An abandoned mercantile building sits in tiny Urbanette, AR. It’s not on my map, but north of Eureka Springs on Highway 21. I’m always fascinated by old buildings like this. Wish I knew their story. The faded sign with a blue chain saw atop it reveals this was most recently the Blue Mountain Chain Saw Repair. If these old walls could talk…
HDR from a single RAW. Photomatix.
This seems to be butterfly week at the casita. The yard is full of them. A testament to what can be done with a small area when you plant for birds and butterflies. This guy’s face is featureless, but he could care less. He is totally focused on eating. He doesn’t have much time before cold weather arrives. Caterpillars must be hatched on the type of leaf that they can eat, milkweed in the case of Monarchs. After eating their egg case they start to work on the leaf they hatched on. They are only caterpillars for a couple of weeks before they spin a silk web and attach to a twig. They molt and become a J-shaped chrysalis for a couple of weeks while metamorphosis takes place. Then they emerge as a butterfly. Hopefully, I’ll be able to find some of the chrysalis and photograph them. It would really be cool if we can catch one emerging. Stay tuned.

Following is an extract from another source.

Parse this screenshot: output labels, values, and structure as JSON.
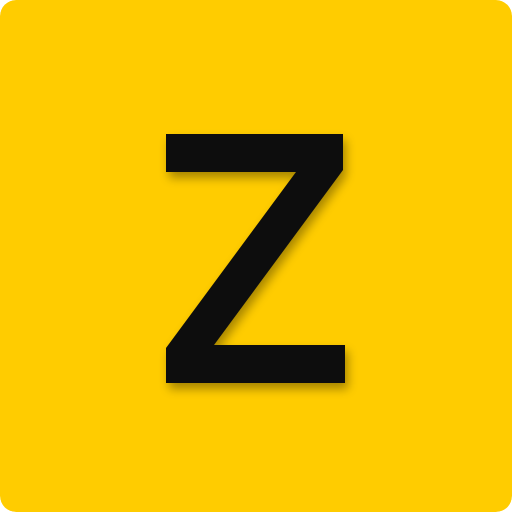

Just yesterday we discovered Monarch caterpillars in the yard and today we get Black Swallowtail eggs. Carolyn and I were sitting on the patio this evening having a glass of wine and watching the butterflies and birds in the back yard. I planted some parsley early this year in hopes of getting some Black Swallowtails and today it paid off. I watched a female repeatedly land on the parsley and deposit eggs. There are two eggs clearly visible in the center of this pic and several others as well. I hope I don’t miss chronicling their development, we are leaving Thursday for Dallas and maybe a couple of nights in a safari style tent near a water hole on a Texas game ranch stocked with African game. Retirement is such a bitch, but a lovely one.

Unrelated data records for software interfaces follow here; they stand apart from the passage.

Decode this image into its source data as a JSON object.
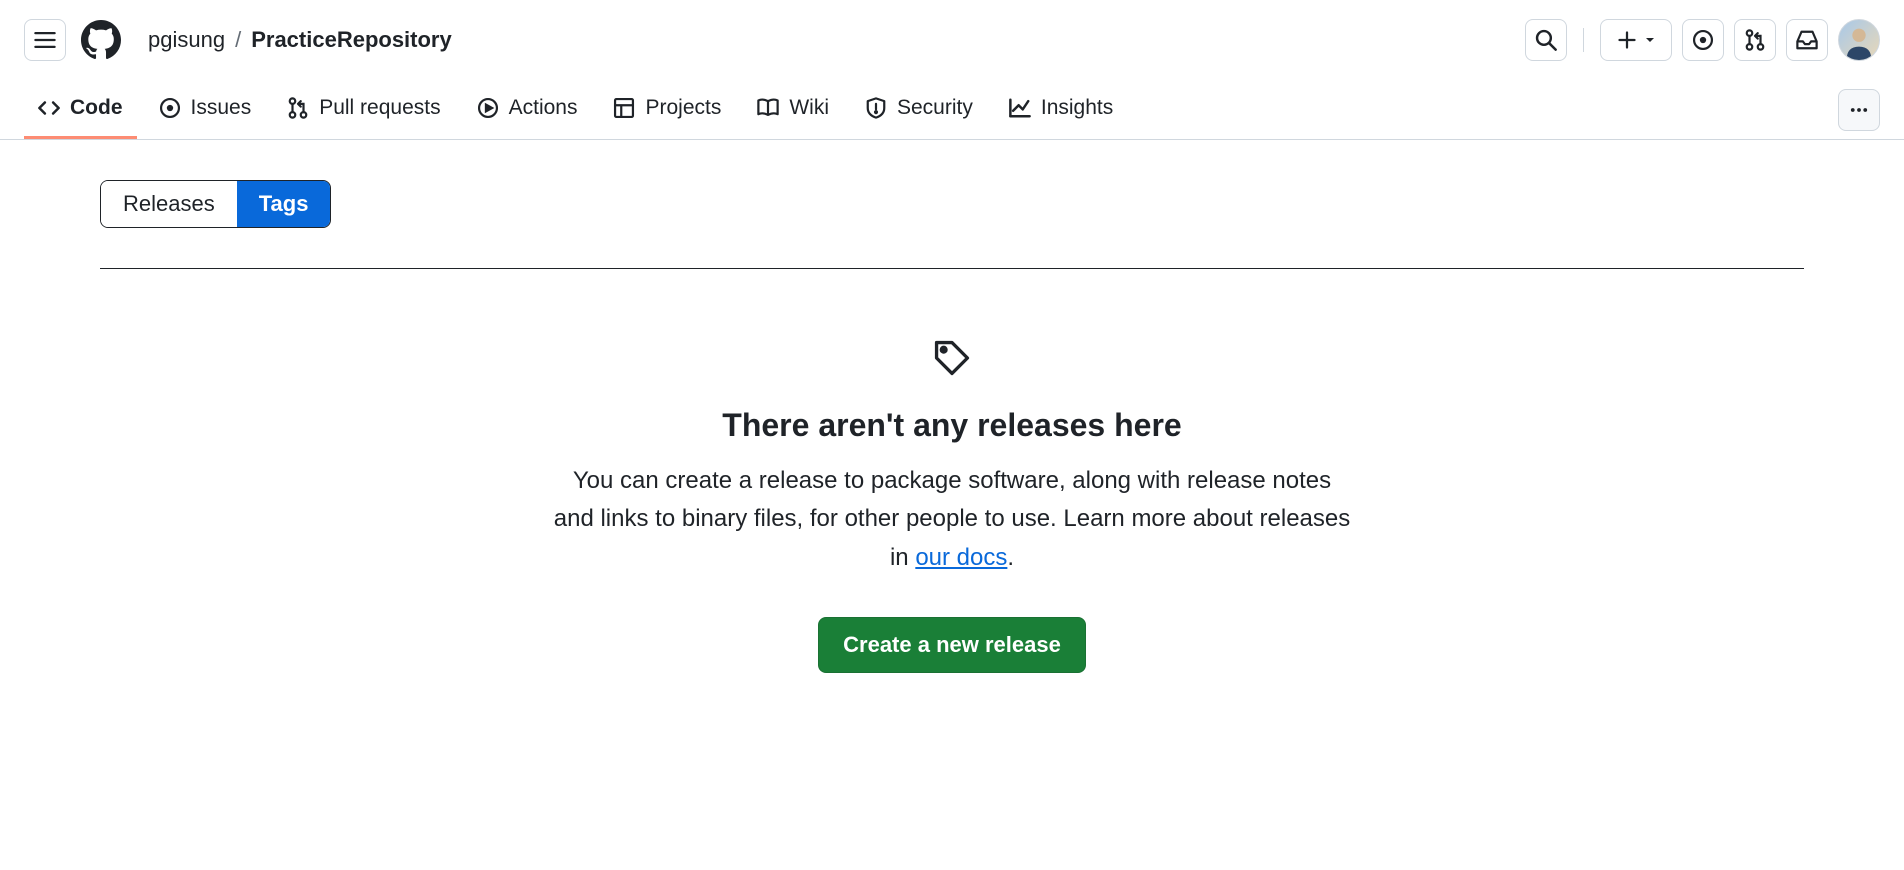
{
  "breadcrumbs": {
    "owner": "pgisung",
    "separator": "/",
    "repo": "PracticeRepository"
  },
  "repo_nav": {
    "code": "Code",
    "issues": "Issues",
    "pull_requests": "Pull requests",
    "actions": "Actions",
    "projects": "Projects",
    "wiki": "Wiki",
    "security": "Security",
    "insights": "Insights"
  },
  "subtabs": {
    "releases": "Releases",
    "tags": "Tags"
  },
  "empty": {
    "title": "There aren't any releases here",
    "desc_pre": "You can create a release to package software, along with release notes and links to binary files, for other people to use. Learn more about releases in ",
    "link": "our docs",
    "desc_post": ".",
    "button": "Create a new release"
  }
}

A migrating Monarch Butterfly stops on a Desert Willow in my back yard. Unlike most insects and butterflies, Monarchs only have four legs, visible in photo. The front two have evolved into false legs. These beauties that are passing through red dirt country right now have a tough journey through a thousand miles of drought-stricken land before they reach their wintering grounds high in the mountains of Mexico.

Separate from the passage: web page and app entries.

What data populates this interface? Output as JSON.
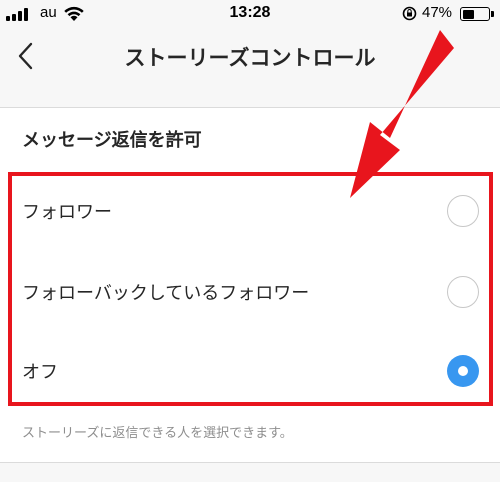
{
  "status_bar": {
    "carrier": "au",
    "time": "13:28",
    "battery_percent": "47%",
    "battery_level": 0.47
  },
  "nav": {
    "title": "ストーリーズコントロール",
    "back_icon": "chevron-left-icon"
  },
  "section": {
    "title": "メッセージ返信を許可",
    "options": [
      {
        "label": "フォロワー",
        "selected": false
      },
      {
        "label": "フォローバックしているフォロワー",
        "selected": false
      },
      {
        "label": "オフ",
        "selected": true
      }
    ],
    "footer_note": "ストーリーズに返信できる人を選択できます。"
  },
  "annotation": {
    "color": "#e8151d"
  },
  "colors": {
    "accent": "#3897f0",
    "text": "#262626",
    "muted": "#8e8e8e"
  }
}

A side shot of the female Black Swallowtail enjoying the greenhouse flowers at College of the Ozarks in Branson. A beauty like this is worth a second look. I should know what kind of flowers those are, but can’t recall their name. Anyone know?